Stored entries:

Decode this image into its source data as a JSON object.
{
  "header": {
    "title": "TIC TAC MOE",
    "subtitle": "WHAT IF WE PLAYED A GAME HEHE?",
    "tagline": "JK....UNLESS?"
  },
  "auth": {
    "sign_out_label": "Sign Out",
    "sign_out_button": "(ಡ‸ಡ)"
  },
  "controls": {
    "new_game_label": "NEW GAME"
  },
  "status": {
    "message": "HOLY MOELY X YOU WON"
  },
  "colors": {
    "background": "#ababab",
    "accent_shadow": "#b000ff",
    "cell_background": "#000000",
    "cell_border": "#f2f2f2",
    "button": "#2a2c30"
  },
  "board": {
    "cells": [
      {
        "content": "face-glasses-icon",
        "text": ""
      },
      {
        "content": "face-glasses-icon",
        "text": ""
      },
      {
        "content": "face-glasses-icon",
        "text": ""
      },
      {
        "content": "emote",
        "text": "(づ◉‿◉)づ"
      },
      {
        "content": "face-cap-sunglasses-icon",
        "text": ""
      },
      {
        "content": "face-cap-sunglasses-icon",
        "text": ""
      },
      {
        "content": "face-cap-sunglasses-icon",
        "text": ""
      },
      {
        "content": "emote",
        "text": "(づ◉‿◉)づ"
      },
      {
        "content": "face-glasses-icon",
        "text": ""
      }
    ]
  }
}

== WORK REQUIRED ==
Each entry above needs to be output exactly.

== SOLUTION ==
Decode this image into its source data as a JSON object.
{
  "header": {
    "title": "TIC TAC MOE",
    "subtitle": "WHAT IF WE PLAYED A GAME HEHE?",
    "tagline": "JK....UNLESS?"
  },
  "auth": {
    "sign_out_label": "Sign Out",
    "sign_out_button": "(ಡ‸ಡ)"
  },
  "controls": {
    "new_game_label": "NEW GAME"
  },
  "status": {
    "message": "HOLY MOELY X YOU WON"
  },
  "colors": {
    "background": "#ababab",
    "accent_shadow": "#b000ff",
    "cell_background": "#000000",
    "cell_border": "#f2f2f2",
    "button": "#2a2c30"
  },
  "board": {
    "cells": [
      {
        "content": "face-glasses-icon",
        "text": ""
      },
      {
        "content": "face-glasses-icon",
        "text": ""
      },
      {
        "content": "face-glasses-icon",
        "text": ""
      },
      {
        "content": "emote",
        "text": "(づ◉‿◉)づ"
      },
      {
        "content": "face-cap-sunglasses-icon",
        "text": ""
      },
      {
        "content": "face-cap-sunglasses-icon",
        "text": ""
      },
      {
        "content": "face-cap-sunglasses-icon",
        "text": ""
      },
      {
        "content": "emote",
        "text": "(づ◉‿◉)づ"
      },
      {
        "content": "face-glasses-icon",
        "text": ""
      }
    ]
  }
}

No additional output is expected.